Monthly Archives: May 2011


Twitter is testing a new feature: “Jump to someone you follow”.

After months of changing very little to the online interface, Twitter has recently made a number of changes: color differences to emphasize #hashtags and @messages, fewer buttons, and email notification of favories.

The change I just noticed is perhaps the most unique I have seen.  While looking at who one Twitter account was following (this is an account I didn’t follow), I saw a weird icon in the upper right hand corner of the page.

When I rolled over it, it changed color and said “Jump to someone you follow“.

When I clicked the icon, it loaded a random “this account follows” page.  The icon was still there, so I kept clicking it and it kept going to a random different accounts (all of whom I follow), and I was shown the most recent tweets of who they were following.

I kept clicking on the icon and went through about ten different pages.  There didn’t seem to be any type of weighting to who it shows.  It took me to the page of an account that was just started this week, to company accounts, friend accounts, and some more prominent accounts like @msuster shown above.

My initial thought is that Twitter is showing this icon when they think you are most likely looking for new people to follow.  By looking at a page that shows who an account follows, they figure that you are in follow mode and so this new icon adds a bit of randomness or in the best case, serendipity.

This random selection of different pages reminded me of StumbleUpon.  Obviously all the pages are still on the Twitter site, but Twitter might finally be drawing from other successful social media sites for new features.

If you want to try to replicate finding this new feature, I was using Google Chrome when I noticed this change.  Here is a link that should get you started:!/llsocial/following

What do you think of this new feature? Is it really helpful? As Twitter keeps trying out new features, I would love to get your feedback.


Twitter requires an extra click to add someone to a list.

While Twitter has given more prominence to Favorite tweets, in the same week they have made it harder to add people to lists.  Previously, Twitter had a dedicated button that with one click would show you most of your lists.  Now they have eliminated that button and grouped lists under a shadow profile button that includes “mention”, “block” and “report for spam”.  Perhaps they will be adding a new feature/button or thought that the page was too busy. Either way, as a frequent list user, I am not excited about this change.

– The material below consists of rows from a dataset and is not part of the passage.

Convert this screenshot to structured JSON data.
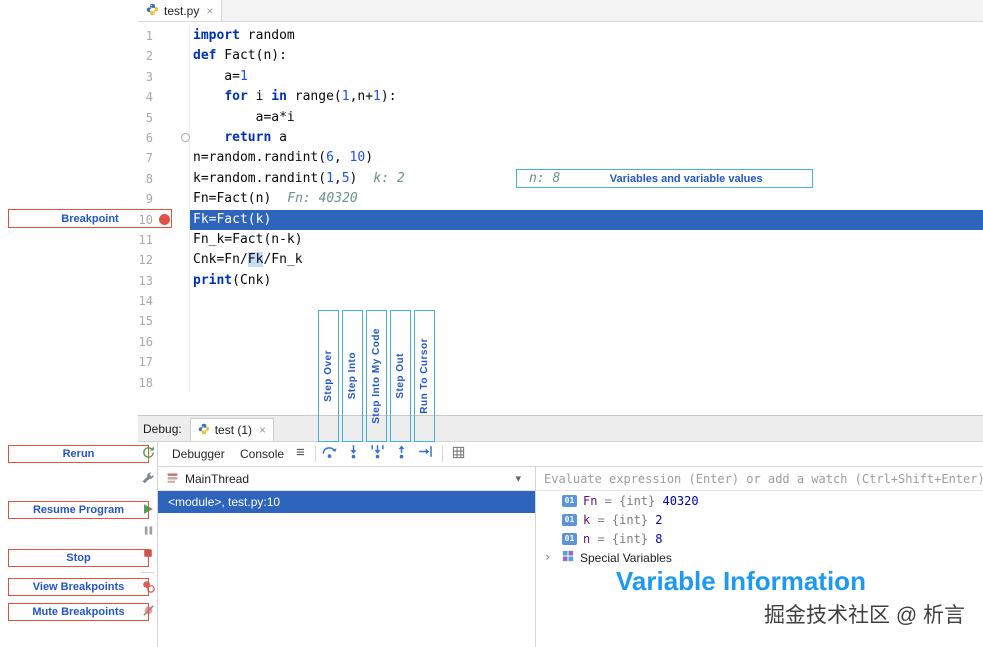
{
  "icons": {
    "close": "×",
    "menu": "≡",
    "dropdown": "▾",
    "chevron": "›"
  },
  "colors": {
    "execution_line_blue": "#2e64bc",
    "annotation_border_red": "#e64f39",
    "annotation_border_cyan": "#47aed6",
    "annotation_text_blue": "#2356c5",
    "breakpoint_red": "#e0514c",
    "info_heading_blue": "#1d9af0"
  },
  "editor_tab": {
    "title": "test.py"
  },
  "code": {
    "lines": [
      {
        "n": "1",
        "segs": [
          [
            "kw",
            "import"
          ],
          [
            "pl",
            " random"
          ]
        ]
      },
      {
        "n": "2",
        "segs": [
          [
            "kw",
            "def"
          ],
          [
            "pl",
            " Fact(n):"
          ]
        ]
      },
      {
        "n": "3",
        "segs": [
          [
            "pl",
            "    a="
          ],
          [
            "num",
            "1"
          ]
        ]
      },
      {
        "n": "4",
        "segs": [
          [
            "pl",
            "    "
          ],
          [
            "kw",
            "for"
          ],
          [
            "pl",
            " i "
          ],
          [
            "kw",
            "in"
          ],
          [
            "pl",
            " range("
          ],
          [
            "num",
            "1"
          ],
          [
            "pl",
            ",n+"
          ],
          [
            "num",
            "1"
          ],
          [
            "pl",
            "):"
          ]
        ]
      },
      {
        "n": "5",
        "segs": [
          [
            "pl",
            "        a=a*i"
          ]
        ]
      },
      {
        "n": "6",
        "segs": [
          [
            "pl",
            "    "
          ],
          [
            "kw",
            "return"
          ],
          [
            "pl",
            " a"
          ]
        ],
        "fold": true
      },
      {
        "n": "7",
        "segs": [
          [
            "pl",
            "n=random.randint("
          ],
          [
            "num",
            "6"
          ],
          [
            "pl",
            ", "
          ],
          [
            "num",
            "10"
          ],
          [
            "pl",
            ")"
          ]
        ]
      },
      {
        "n": "8",
        "segs": [
          [
            "pl",
            "k=random.randint("
          ],
          [
            "num",
            "1"
          ],
          [
            "pl",
            ","
          ],
          [
            "num",
            "5"
          ],
          [
            "pl",
            ")"
          ]
        ],
        "hint": "k: 2"
      },
      {
        "n": "9",
        "segs": [
          [
            "pl",
            "Fn=Fact(n)"
          ]
        ],
        "hint": "Fn: 40320"
      },
      {
        "n": "10",
        "segs": [
          [
            "pl",
            "Fk=Fact(k)"
          ]
        ],
        "current": true,
        "breakpoint": true
      },
      {
        "n": "11",
        "segs": [
          [
            "pl",
            "Fn_k=Fact(n-k)"
          ]
        ]
      },
      {
        "n": "12",
        "segs": [
          [
            "pl",
            "Cnk=Fn/"
          ],
          [
            "hl",
            "Fk"
          ],
          [
            "pl",
            "/Fn_k"
          ]
        ]
      },
      {
        "n": "13",
        "segs": [
          [
            "kw",
            "print"
          ],
          [
            "pl",
            "(Cnk)"
          ]
        ]
      },
      {
        "n": "14",
        "segs": []
      },
      {
        "n": "15",
        "segs": []
      },
      {
        "n": "16",
        "segs": []
      },
      {
        "n": "17",
        "segs": []
      },
      {
        "n": "18",
        "segs": []
      }
    ]
  },
  "annotations": {
    "breakpoint": "Breakpoint",
    "variables_box": {
      "hint": "n: 8",
      "label": "Variables and variable values"
    },
    "steps": [
      "Step Over",
      "Step Into",
      "Step Into My Code",
      "Step Out",
      "Run To Cursor"
    ],
    "rerun": "Rerun",
    "resume_program": "Resume Program",
    "stop": "Stop",
    "view_breakpoints": "View Breakpoints",
    "mute_breakpoints": "Mute Breakpoints",
    "variable_information": "Variable Information",
    "watermark": "掘金技术社区 @ 析言"
  },
  "debug": {
    "label": "Debug:",
    "tab": {
      "title": "test (1)"
    },
    "tabs": [
      "Debugger",
      "Console"
    ],
    "frames": {
      "thread": "MainThread",
      "frame": "<module>, test.py:10"
    },
    "watch_hint": "Evaluate expression (Enter) or add a watch (Ctrl+Shift+Enter)",
    "variables": [
      {
        "icon": "01",
        "name": "Fn",
        "type": "{int}",
        "value": "40320"
      },
      {
        "icon": "01",
        "name": "k",
        "type": "{int}",
        "value": "2"
      },
      {
        "icon": "01",
        "name": "n",
        "type": "{int}",
        "value": "8"
      },
      {
        "special": "Special Variables"
      }
    ]
  }
}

Do you ever mark a tweet as a favorite? Twitter updates could change that.

In the last day I have read a couple of tweets that express the idea that marking a tweet as a favorite is how introverts “retweeted”. The idea is that some people don’t feel like broadcasting an interesting tweet to their timeline, but by favoriting it, they are taking an action and have it saved.

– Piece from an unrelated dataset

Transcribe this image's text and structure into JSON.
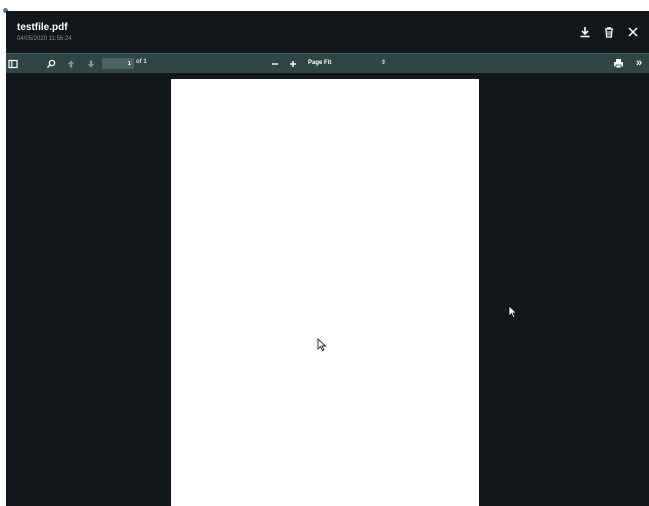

I don’t find that to be the case for most people, but there is a little bit of truth to it, even for me. I have marked as favorites, tweets that contained subject matter I found interesting, but didn’t think was appropriate or of interest to the people I interact with.  I also use favorites to mark interesting stories and videos that I just don’t have time to read at the moment.  And sometimes I just favorite tweets I really like.

With recent Twitter notifications changes, you now know when someone favorites your tweets because you get an email alert.  @ reply notifications would need to be already set up on your Twitter account for this to happen, but there was no opt-in process specifically about favorite notification. And as far as I know, you can’t opt out of having tweets you favorite result in an email notice to the account who posted the tweet.




Example of Twitter’s New Favorite Notification. Blurred Twitter account info.

A person’s favorites were always available to view, but I haven’t talk to a single person who routinely looked at another person’s account to see what they had marked as favorites. There are a few apps like Boxcar that would send favorite notifications, but by and large, most Twitter applications and interfaces didn’t deal with favorites in any way.  Certainly not to the level of notification that Twitter is now doing.

So this is a massive change and at some level feels like a small invasion of privacy, especially since Twitter didn’t send out a email telling people that this change was going to happen.  I don’t know that this update will massively change how I use favorites, but I will think about the email notification every time I consider marking something as a favorite.

If you want to make any changes to your notfications, you can click here to directly access your Twitter settings.

Will how you use favorites change with this new email notification?  Did you even know about the change?  I would love your comments as this isn’t a clear issue and would love to hear feedback.


4 tips to enjoy your vacation while staying updated on Twitter.

Some might argue that it is better to take a complete break from social media while on vacation.  I am not one of them.  Social media is important enough to me to at least spend a little of my downtime keeping up on what is going on.  I don’t user Twitter the same on vacation as I do on a regular day, so I found a couple services that were helpful on my recent trip to New Orleans.


Summify’s name is very accurate.  They provide a summary of the most important stories that are shared by those you follow on Twitter.  They have an online interface, but I largely just read the daily email they send. On vacation it is great way to see what stories resonated when you only have a little bit of time.  Summify does a remarkably good job pointing out the four or five articles or tweets that most reflect my interests.  I rarely find something included in this summary that isn’t interesting or meaningful. Continue reading